“Shallow understanding from people of goodwill is more frustrating than absolute misunderstanding from people of ill will. Lukewarm acceptance is much more bewildering than outright rejection.”
Today, this larger context is lost on many. Instead, sanitized MLK quotes float into our Facebook feeds and nestle in nicely with what we remember from our history lessons in school, giving us, as MLK himself said, a “shallow understanding.” We hit “like” and continue scrolling.
There’s a subtext to some of our friends’ MLK posts on social media, too: HE was respectable. HE was peaceful.

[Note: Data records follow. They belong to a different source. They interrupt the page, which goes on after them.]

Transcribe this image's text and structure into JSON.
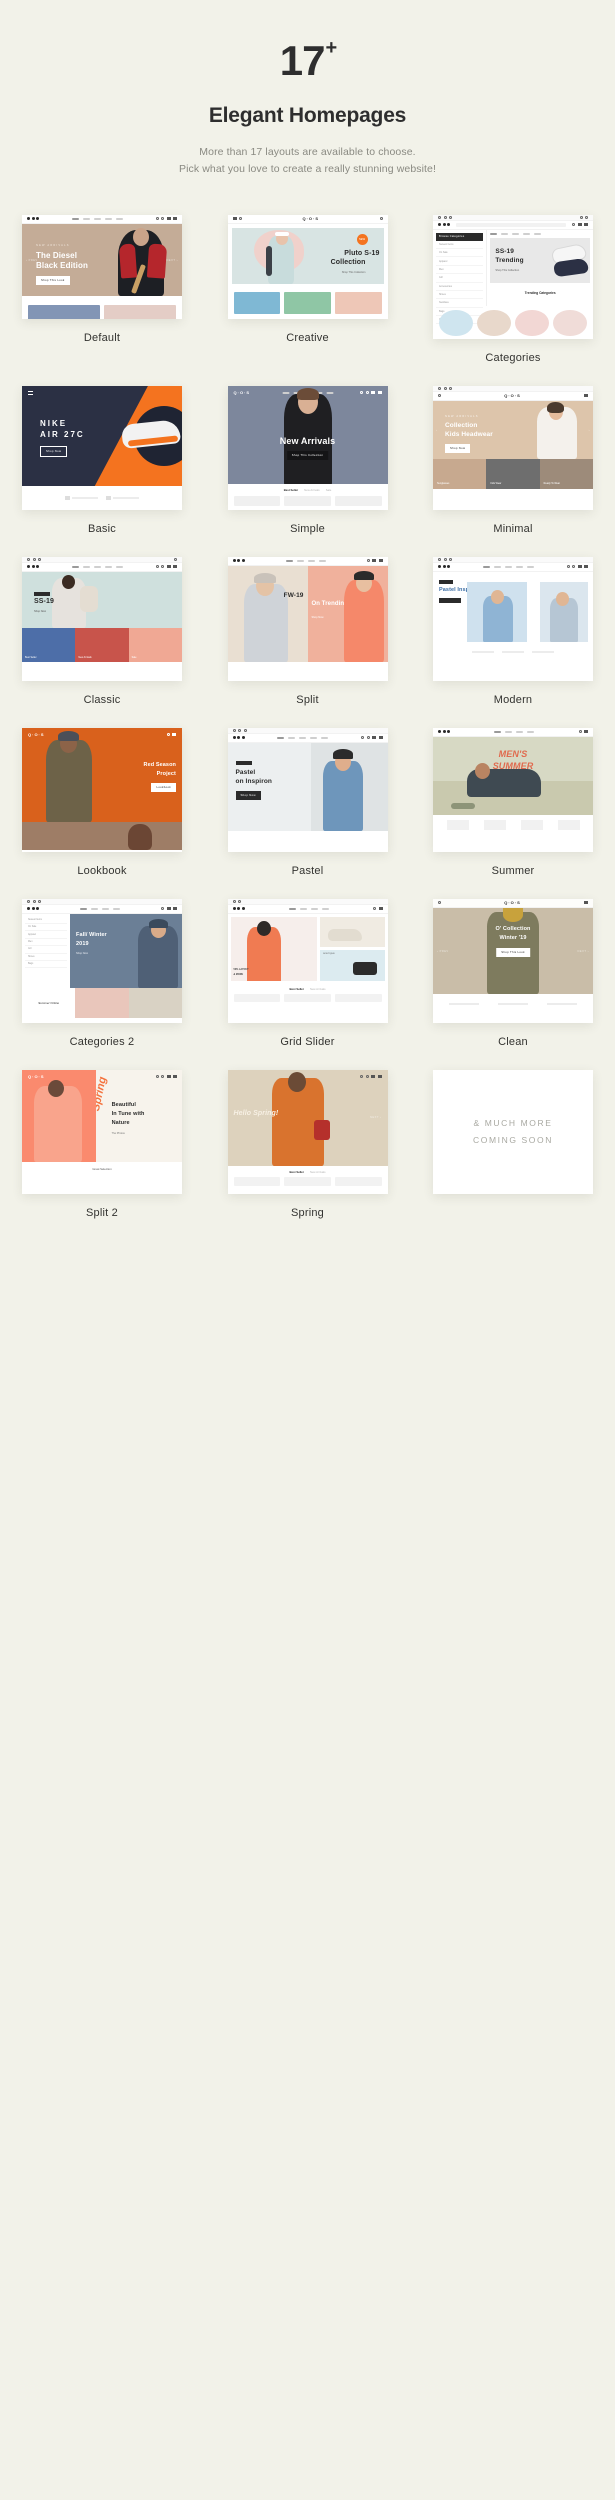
{
  "hero": {
    "count": "17",
    "count_sup": "+",
    "title": "Elegant Homepages",
    "sub_line1": "More than 17 layouts are available to choose.",
    "sub_line2": "Pick what you love to create a really stunning website!"
  },
  "colors": {
    "page_bg": "#f2f2e9",
    "card_bg": "#ffffff",
    "text_dark": "#2e2e2e",
    "text_muted": "#8a8a82",
    "accent_orange": "#f4731f",
    "accent_coral": "#fa8a6e",
    "navy": "#2b3044",
    "tan": "#c4ac97",
    "slate": "#7d879c",
    "mint": "#cfe0dd",
    "sand": "#e4d9c6"
  },
  "brand": "Q·O·S",
  "items": [
    {
      "id": "default",
      "label": "Default",
      "hero_eyebrow": "New Arrivals",
      "hero_title_1": "The Diesel",
      "hero_title_2": "Black Edition",
      "cta": "Shop This Look",
      "bg": "#c4ac97"
    },
    {
      "id": "creative",
      "label": "Creative",
      "hero_title_1": "Pluto S-19",
      "hero_title_2": "Collection",
      "cta": "Shop This Collection",
      "bg": "#d8e4e3",
      "badge": "NEW"
    },
    {
      "id": "categories",
      "label": "Categories",
      "hero_title_1": "SS-19",
      "hero_title_2": "Trending",
      "cta": "Shop This Collection",
      "section_title": "Trending Categories",
      "sidebar_title": "Browse Categories",
      "sidebar_items": [
        "Newest Items",
        "On Sale",
        "Apparel",
        "Men",
        "Girl",
        "Accessories",
        "Shoes",
        "Necklace",
        "Bags",
        "Others"
      ],
      "bg": "#efefef"
    },
    {
      "id": "basic",
      "label": "Basic",
      "hero_title_1": "NIKE",
      "hero_title_2": "AIR 27C",
      "cta": "Shop Now",
      "bg": "#2b3044"
    },
    {
      "id": "simple",
      "label": "Simple",
      "hero_title_1": "New Arrivals",
      "cta": "Shop This Collection",
      "bg": "#7d879c",
      "footer_tabs": [
        "Best Seller",
        "New Arrivals",
        "Sale"
      ]
    },
    {
      "id": "minimal",
      "label": "Minimal",
      "hero_eyebrow": "New Arrivals",
      "hero_title_1": "Collection",
      "hero_title_2": "Kids Headwear",
      "cta": "Shop Now",
      "bg": "#ddc5ab"
    },
    {
      "id": "classic",
      "label": "Classic",
      "hero_title_1": "SS-19",
      "cta": "Shop Now",
      "bg": "#cfe0dd",
      "footer_tabs": [
        "Best Seller",
        "New Arrivals"
      ]
    },
    {
      "id": "split",
      "label": "Split",
      "hero_title_1": "FW-19",
      "hero_title_2": "On Trending",
      "cta": "Shop Now",
      "bg": "#e9dfd2"
    },
    {
      "id": "modern",
      "label": "Modern",
      "hero_title_1": "Pastel Inspiron",
      "cta": "Shop Now",
      "bg": "#f5f5f5"
    },
    {
      "id": "lookbook",
      "label": "Lookbook",
      "hero_title_1": "Red Season",
      "hero_title_2": "Project",
      "cta": "Lookbook",
      "bg": "#d9611c"
    },
    {
      "id": "pastel",
      "label": "Pastel",
      "hero_title_1": "Pastel",
      "hero_title_2": "on Inspiron",
      "cta": "Shop Now",
      "bg": "#eceff0"
    },
    {
      "id": "summer",
      "label": "Summer",
      "hero_title_1": "MEN'S",
      "hero_title_2": "SUMMER",
      "bg": "#d7d9c4"
    },
    {
      "id": "categories2",
      "label": "Categories 2",
      "hero_title_1": "Fall/ Winter",
      "hero_title_2": "2019",
      "cta": "Shop Now",
      "section_title": "Summer Online",
      "bg": "#6b7f96"
    },
    {
      "id": "gridslider",
      "label": "Grid Slider",
      "hero_title_1": "50% LAYOUT",
      "hero_title_2": "& MORE",
      "cta": "Shop Now",
      "side_label": "BOUTIQUE",
      "footer_tabs": [
        "Best Seller",
        "New Arrivals"
      ],
      "bg": "#f6eeeb"
    },
    {
      "id": "clean",
      "label": "Clean",
      "hero_title_1": "O' Collection",
      "hero_title_2": "Winter '19",
      "cta": "Shop This Look",
      "bg": "#c9bda8"
    },
    {
      "id": "split2",
      "label": "Split 2",
      "hero_script": "Spring",
      "hero_title_1": "Beautiful",
      "hero_title_2": "In Tune with",
      "hero_title_3": "Nature",
      "cta": "The Photos",
      "footer_note": "Great Selection",
      "bg": "#fa8a6e"
    },
    {
      "id": "spring",
      "label": "Spring",
      "hero_script": "Hello Spring!",
      "footer_tabs": [
        "Best Seller",
        "New Arrivals"
      ],
      "bg": "#ddd2bd"
    }
  ],
  "coming_soon": {
    "line1": "& MUCH MORE",
    "line2": "COMING SOON"
  }
}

The truth is that while he was alive, white Americans largely disapproved of Dr. King’s work. And what about Colin Kaepernick? Did you know that when Kaepernick began his own peaceful protest, he stayed seated on the bench while the national anthem played, and only changed to the more respectful kneel after consulting with a Green Beret? He was vilified for it. Still is. When a few Patriots took a knee in 2017, boos echoed throughout Gillette Stadium. This quiet demonstration, done not with disrespect towards the flag nor our veterans, but with the intention of bringing our nation’s attention to an urgent issue, was met with fans burning their season tickets and threatening to never watch the sport again.
Today, protesters are protesting. And yes, looters are looting. Let’s not conflate them. There are many subgroups operating during these demonstrations, and it’s a trap to look at the most extreme, the most ill-intentioned, and color everyone who’s making their voice heard by our impression of the worst examples.
I’m not asking for you to march. I’m not asking for you to donate. I’m not asking you to read every book in the library.
My hope in writing this is that you find yourself like me, at a jumping off point, ready to dig into these issues on your own, and in earnest.
When we’re born, we’re spongy, both physically and mentally. We’re open to new ideas. When we get older, we become brittle. Don’t be brittle on this issue. Evolve. Participate however you can. Changing your mind is a sign of strength, not weakness.
I’m just beginning my education here. If you haven’t already, I really hope you’ll do the same.
Thanks for reading.
Adam O’Kane is a resident of Hampton.